Fifteen first-year Yale University undergraduate students presented creative projects that fuse science and art in an exhibition at the Yale University Art Gallery (YUAG) on May 7, 2019. The projects are the culmination of a first-year seminar titled “Physics Meets the Arts,” a semester-long exploration of fundamental physics concepts through the visual and performing arts, designed and taught by Ágnes Mócsy, Yale Presidential Visiting Fellow and visiting professor in the Yale Department of Physics, in residence at Wright Laboratory for 2018-19. More details about both the course and the showcase can be found, below.
The Physics Meets the Arts seminar took an innovative approach to teach fundamental physics concepts and cutting edge research topics through various forms of art including fine arts, poetry, film, music and the visual arts. The students discovered innovative ways of seeing and understanding physics, the process of doing science, and who the practitioners are, as well as the sometimes unexpected, conceptual connections between physics and the arts, by engaging in the following course activities:
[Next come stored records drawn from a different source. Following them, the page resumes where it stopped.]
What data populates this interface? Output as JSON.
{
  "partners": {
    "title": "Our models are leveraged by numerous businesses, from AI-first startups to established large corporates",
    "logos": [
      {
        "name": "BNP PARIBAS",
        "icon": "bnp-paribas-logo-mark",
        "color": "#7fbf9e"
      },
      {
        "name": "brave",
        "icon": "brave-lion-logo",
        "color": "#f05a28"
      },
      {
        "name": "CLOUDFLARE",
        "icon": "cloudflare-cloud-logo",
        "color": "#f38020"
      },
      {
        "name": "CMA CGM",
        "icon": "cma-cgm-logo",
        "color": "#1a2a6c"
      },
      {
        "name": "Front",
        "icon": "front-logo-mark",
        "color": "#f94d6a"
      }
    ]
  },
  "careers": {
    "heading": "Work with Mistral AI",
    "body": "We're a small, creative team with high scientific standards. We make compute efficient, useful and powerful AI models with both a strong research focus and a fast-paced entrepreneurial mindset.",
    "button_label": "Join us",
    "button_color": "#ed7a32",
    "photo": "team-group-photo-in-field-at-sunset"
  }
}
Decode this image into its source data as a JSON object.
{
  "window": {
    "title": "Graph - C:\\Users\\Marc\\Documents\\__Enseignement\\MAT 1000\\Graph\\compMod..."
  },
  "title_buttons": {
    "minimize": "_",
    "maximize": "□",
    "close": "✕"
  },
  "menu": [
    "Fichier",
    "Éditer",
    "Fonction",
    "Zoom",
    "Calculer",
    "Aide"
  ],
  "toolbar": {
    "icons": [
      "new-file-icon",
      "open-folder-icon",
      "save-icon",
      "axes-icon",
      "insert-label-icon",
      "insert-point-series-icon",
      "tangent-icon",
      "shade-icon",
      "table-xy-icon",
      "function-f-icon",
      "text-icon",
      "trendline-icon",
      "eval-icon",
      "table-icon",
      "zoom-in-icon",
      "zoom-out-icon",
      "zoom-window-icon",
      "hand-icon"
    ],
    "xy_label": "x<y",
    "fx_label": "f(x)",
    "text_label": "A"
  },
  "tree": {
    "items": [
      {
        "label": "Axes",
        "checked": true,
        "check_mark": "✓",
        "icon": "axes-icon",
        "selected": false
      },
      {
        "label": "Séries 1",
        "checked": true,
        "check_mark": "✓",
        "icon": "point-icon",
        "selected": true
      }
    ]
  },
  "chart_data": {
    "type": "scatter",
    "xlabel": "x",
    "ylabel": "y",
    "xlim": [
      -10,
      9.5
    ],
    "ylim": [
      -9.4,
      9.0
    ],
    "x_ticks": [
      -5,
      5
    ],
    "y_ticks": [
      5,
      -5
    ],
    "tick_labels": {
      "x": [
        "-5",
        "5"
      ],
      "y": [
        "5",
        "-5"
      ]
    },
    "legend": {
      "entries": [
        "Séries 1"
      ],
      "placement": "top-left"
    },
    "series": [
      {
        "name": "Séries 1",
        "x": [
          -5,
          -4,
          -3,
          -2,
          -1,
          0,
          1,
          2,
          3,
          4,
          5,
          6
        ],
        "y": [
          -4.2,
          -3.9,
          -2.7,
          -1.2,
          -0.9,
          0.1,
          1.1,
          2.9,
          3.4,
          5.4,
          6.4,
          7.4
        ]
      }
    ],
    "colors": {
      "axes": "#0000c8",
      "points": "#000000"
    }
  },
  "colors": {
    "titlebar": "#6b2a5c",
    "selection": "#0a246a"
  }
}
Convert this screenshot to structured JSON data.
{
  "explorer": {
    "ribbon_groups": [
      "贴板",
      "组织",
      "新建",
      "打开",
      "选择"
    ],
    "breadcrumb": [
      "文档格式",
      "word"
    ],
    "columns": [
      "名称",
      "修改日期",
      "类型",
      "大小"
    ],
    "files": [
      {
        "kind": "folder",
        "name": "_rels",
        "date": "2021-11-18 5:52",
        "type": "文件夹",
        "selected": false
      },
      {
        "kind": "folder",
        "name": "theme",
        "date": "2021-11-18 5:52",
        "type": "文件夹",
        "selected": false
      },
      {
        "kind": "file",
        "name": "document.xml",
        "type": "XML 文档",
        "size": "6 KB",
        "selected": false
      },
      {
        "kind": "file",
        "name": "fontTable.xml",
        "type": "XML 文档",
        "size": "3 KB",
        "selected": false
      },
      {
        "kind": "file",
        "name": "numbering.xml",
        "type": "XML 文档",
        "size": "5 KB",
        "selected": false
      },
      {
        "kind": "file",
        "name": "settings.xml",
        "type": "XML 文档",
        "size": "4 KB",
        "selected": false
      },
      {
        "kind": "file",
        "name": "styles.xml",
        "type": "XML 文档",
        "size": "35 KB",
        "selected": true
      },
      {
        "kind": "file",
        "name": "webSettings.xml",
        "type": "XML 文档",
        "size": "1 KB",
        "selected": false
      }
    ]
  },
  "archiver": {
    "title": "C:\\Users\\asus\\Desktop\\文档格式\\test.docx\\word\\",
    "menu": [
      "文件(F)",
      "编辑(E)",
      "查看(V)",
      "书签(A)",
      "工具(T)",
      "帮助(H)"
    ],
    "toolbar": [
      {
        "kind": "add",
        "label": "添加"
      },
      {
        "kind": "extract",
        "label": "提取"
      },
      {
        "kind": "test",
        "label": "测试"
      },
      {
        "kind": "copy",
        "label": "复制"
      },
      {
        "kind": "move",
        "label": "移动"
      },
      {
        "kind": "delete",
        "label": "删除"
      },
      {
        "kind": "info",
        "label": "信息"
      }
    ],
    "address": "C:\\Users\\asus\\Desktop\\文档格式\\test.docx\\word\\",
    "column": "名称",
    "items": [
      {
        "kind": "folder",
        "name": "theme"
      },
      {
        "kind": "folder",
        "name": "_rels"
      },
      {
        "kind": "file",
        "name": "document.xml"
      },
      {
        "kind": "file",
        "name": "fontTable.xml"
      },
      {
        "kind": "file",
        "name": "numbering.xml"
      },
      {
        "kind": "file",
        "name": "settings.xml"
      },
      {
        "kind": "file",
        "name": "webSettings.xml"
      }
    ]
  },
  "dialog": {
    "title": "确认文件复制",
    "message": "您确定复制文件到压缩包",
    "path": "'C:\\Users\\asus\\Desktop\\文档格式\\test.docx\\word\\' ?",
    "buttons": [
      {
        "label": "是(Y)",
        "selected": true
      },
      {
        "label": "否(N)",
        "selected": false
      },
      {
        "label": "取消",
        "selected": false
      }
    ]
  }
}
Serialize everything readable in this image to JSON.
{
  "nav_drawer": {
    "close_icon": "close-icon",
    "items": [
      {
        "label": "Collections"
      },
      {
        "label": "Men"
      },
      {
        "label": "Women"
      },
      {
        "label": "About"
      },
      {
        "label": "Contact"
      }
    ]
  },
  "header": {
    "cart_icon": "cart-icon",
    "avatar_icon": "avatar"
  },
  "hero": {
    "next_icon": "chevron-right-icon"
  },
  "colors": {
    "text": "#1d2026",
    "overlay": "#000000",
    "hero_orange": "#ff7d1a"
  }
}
- Five classes held in the YUAG galleries amongst the collection. These classes were developed in collaboration with Sydney Simon, the Bradley Assistant Curator for Academic Affairs at YUAG. It was the first time a physics class has been held at the gallery.
- Several physics demonstrations in the classroom led by Stephen Irons, manager of physics instructional support and Paul Noel, instructional support specialist
- A tour of two research labs in Wright Lab that house physics experiments and R&D efforts, led by assistant professor of physics David Moore
- Classroom discussions with guest professionals:
- Reina Maruyama, associate professor of physics
- Roald Hoffmann, Nobel prize-winning chemist, playwright and poet
- Consensus, London-based hip-hop artist and former artist-in-residence at the Large Hadron Collider, talking about the making and scope of his 9-track, particle physics-based album
- Tim Otto Roth, German conceptual artist who has collaborated with NASA, Kaskade, IceCube, and others to create his signature works – giant, yet minimalistic installations
- Karyl Evans, six-time Emmy-award winning documentary filmmaker
The class culminated in each student creating a “fusion project,” in which they chose a physics topic from the course, researched it further and then brought it alive through a medium of their choice, which ranged from paintings through sculptures, to ceramics, music, poetry and film. The projects were presented in class on May 4 and judged by a panel of professionals both for physics and artistic merit.
On May 7, the students brought their fusion projects to YUAG for a public showing of their work from 1:30-3:00 p.m. Nearly 100 people attended the event, which was held in YUAG’s Barker Welfare Foundation classroom and adjoining outdoor courtyard. The event was also the first time that a Yale student art exhibition was presented at the gallery.
After introductions by Mócsy, Simon, and Karsten Heeger, the Director of Wright Laboratory, which was co-sponsoring the event, each student was given the opportunity to present their work in turn to the audience with a brief presentation or performance, as appropriate. Handouts of each work with pictures and a brief explanation provided by the student were also made available. The presented projects were:
- From Your Perspective – Kennedy Bennett
- skI-Maya Boateng
- dis,oRdered-Suzanne Brown
- All The Light We Could Not See-Rachel Calcott
- Elemental – Coco Chai
- + − (“Additive, Subtractive”)-Ashley Fan
- “The Void”: How Dark Matter Reveals a Picture of the Cosmos Distinct from Poetic Language– Sam Gallen
- Quantum Melody (or This Strange Effect)-Luna Garcia
- Picture of a Black Bowl-Andrew Harmez
- Spiral Out-Goro Horie
- Invisible Beauty-Ivan Lozano
- Fly Me Through the Moons: The Symphony that is Outer Space-Kyle Mazer
- The Duality of Perception-Kijana Richmond
- When You Wish (the Pain Away) Upon a Star-Sebastian Roizner Rodriguez
- Ceramics and Starstuff: Setting the Table for Mindful Meals-Stella Sekoff
The participants and audience were also treated to a reception that included a cake decorated with the course’s special logo and sparkling cider. At the end of the showcase, Mócsy and the course’s Teaching Fellow, physics postdoctoral associate Audrey Francisco, presented each student with a bound souvenir booklet, which was a collage prepared with a selection of text from the student’s own weekly contemplative questions and photographs documenting various aspects of the course.
Photographs from the event can be found on the Wright Lab Flickr page.